Years ago when I first went to Broome and stayed out at Goolarabooloo’s block at Coconut Wells, J told me to head up to the top sand dune at sunrise on a full moon. I had been staying on country all the way up the coast for nearly a month, watching the moon grow full from my swag at night. I remember getting up just before dawn, crawling out of my warm bed and walking up the cold sandy track to the beach. Tens of tracks imprinted in the sand told me that it had been a busy night and that I wasn’t the first up and about… Beatles, wallabies, snakes, lizards and ants carving their way through the sand as they went about their business.
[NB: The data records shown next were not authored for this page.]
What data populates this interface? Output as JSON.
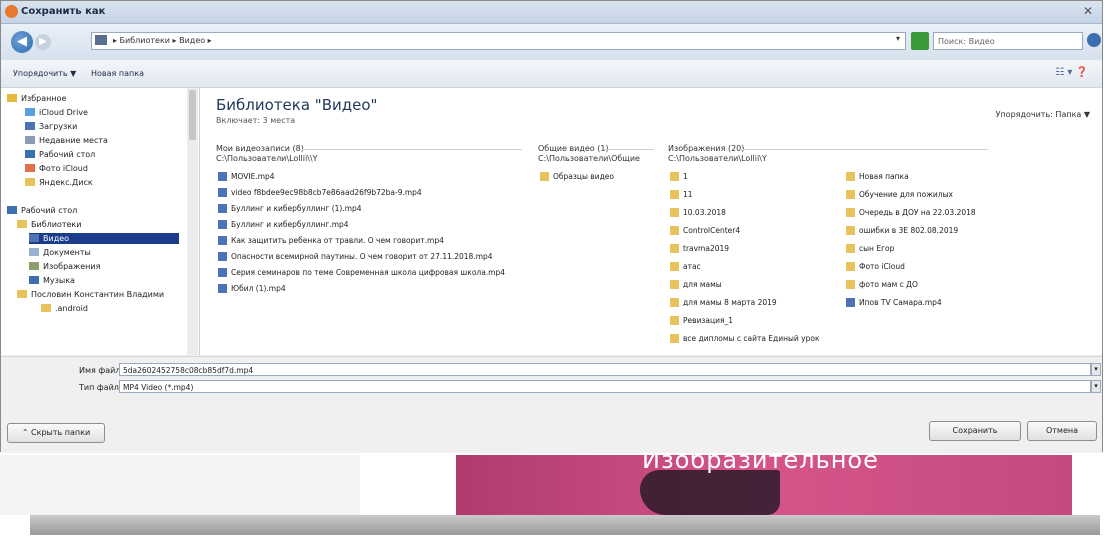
{
  "dialog": {
    "title": "Сохранить как",
    "close_label": "✕"
  },
  "address": {
    "back_icon": "back-arrow-icon",
    "breadcrumb": "▸ Библиотеки ▸ Видео ▸",
    "search_placeholder": "Поиск: Видео"
  },
  "toolbar": {
    "organize_label": "Упорядочить ▼",
    "new_folder_label": "Новая папка",
    "view_icons": "☷ ▾ ❓"
  },
  "nav": {
    "items": [
      {
        "label": "Избранное",
        "icon": "star-icon",
        "color": "#e5b93c"
      },
      {
        "label": "iCloud Drive",
        "icon": "cloud-icon",
        "color": "#5aa0e0"
      },
      {
        "label": "Загрузки",
        "icon": "downloads-icon",
        "color": "#4d72b5"
      },
      {
        "label": "Недавние места",
        "icon": "recent-icon",
        "color": "#8a9cb8"
      },
      {
        "label": "Рабочий стол",
        "icon": "desktop-icon",
        "color": "#3c6fb0"
      },
      {
        "label": "Фото iCloud",
        "icon": "photos-icon",
        "color": "#e0704a"
      },
      {
        "label": "Яндекс.Диск",
        "icon": "yadisk-icon",
        "color": "#e8c25a"
      },
      {
        "label": "Рабочий стол",
        "icon": "desktop-icon",
        "color": "#3c6fb0"
      },
      {
        "label": "Библиотеки",
        "icon": "library-icon",
        "color": "#e8c25a"
      },
      {
        "label": "Видео",
        "icon": "video-library-icon",
        "color": "#4d72b5"
      },
      {
        "label": "Документы",
        "icon": "documents-icon",
        "color": "#9ab0d0"
      },
      {
        "label": "Изображения",
        "icon": "pictures-icon",
        "color": "#8aa06a"
      },
      {
        "label": "Музыка",
        "icon": "music-icon",
        "color": "#3c6fb0"
      },
      {
        "label": "Пословин Константин Владими",
        "icon": "user-folder-icon",
        "color": "#e8c25a"
      },
      {
        "label": ".android",
        "icon": "folder-icon",
        "color": "#e8c25a"
      }
    ]
  },
  "library": {
    "title": "Библиотека \"Видео\"",
    "subtitle": "Включает: 3 места",
    "arrange_label": "Упорядочить:",
    "arrange_value": "Папка ▼"
  },
  "groups": [
    {
      "head": "Мои видеозаписи (8)",
      "path": "C:\\Пользователи\\Lollii\\\\Y",
      "files": [
        "MOVIE.mp4",
        "video f8bdee9ec98b8cb7e86aad26f9b72ba-9.mp4",
        "Буллинг и кибербуллинг (1).mp4",
        "Буллинг и кибербуллинг.mp4",
        "Как защитить ребенка от травли. О чем говорит.mp4",
        "Опасности всемирной паутины. О чем говорит от 27.11.2018.mp4",
        "Серия семинаров по теме Современная школа цифровая школа.mp4",
        "Юбил (1).mp4"
      ]
    },
    {
      "head": "Общие видео (1)",
      "path": "C:\\Пользователи\\Общие",
      "files": [
        "Образцы видео"
      ]
    },
    {
      "head": "Изображения (20)",
      "path": "C:\\Пользователи\\Lollii\\Y",
      "files": [
        "1",
        "11",
        "10.03.2018",
        "ControlCenter4",
        "travma2019",
        "атас",
        "для мамы",
        "для мамы 8 марта 2019",
        "Ревизация_1",
        "все дипломы с сайта Единый урок",
        "Новая папка",
        "Обучение для пожилых",
        "Очередь в ДОУ на 22.03.2018",
        "ошибки в 3Е 802.08.2019",
        "сын Егор",
        "Фото iCloud",
        "фото мам с ДО",
        "Ипов TV Самара.mp4"
      ]
    }
  ],
  "form": {
    "filename_label": "Имя файла:",
    "filename_value": "5da2602452758c08cb85df7d.mp4",
    "filetype_label": "Тип файла:",
    "filetype_value": "MP4 Video (*.mp4)",
    "hide_folders_label": "⌃ Скрыть папки",
    "save_label": "Сохранить",
    "cancel_label": "Отмена"
  },
  "page": {
    "heading": "Изобразительное"
  }
}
Standing on the top dune I could see back over the block to the east, south down the long stretching beach towards Broome, up the beach to the north where the lagoon lay and out to sea to the west. A full pregnant moon slowly dropped into the sea, she was in one outstretched hand, and the rising sun in my other. Balance. Something I can’t put into words, but a profound feeling that I am part of these cycles, whether I observe them or not.
It has taken a long time to make my interaction with the full moon into a ritual, but I have done this more since being up in Darwin and living close to the west facing cliffs. Last full moon (the big super moon) I sat on the edge and watched the sun drop into the Arafura Sea. In the moments afterwards, as I sat still and drank in the pinks and oranges on the horizon, a dragonfly landed on my finger and sat with me for a while.
I thought of this moment and the one before when I read this Henry David Thoeau quote just earlier…
I once had a sparrow alight upon my shoulder for a moment… I felt I was more distinguished by that circumstance… by any I could have worn.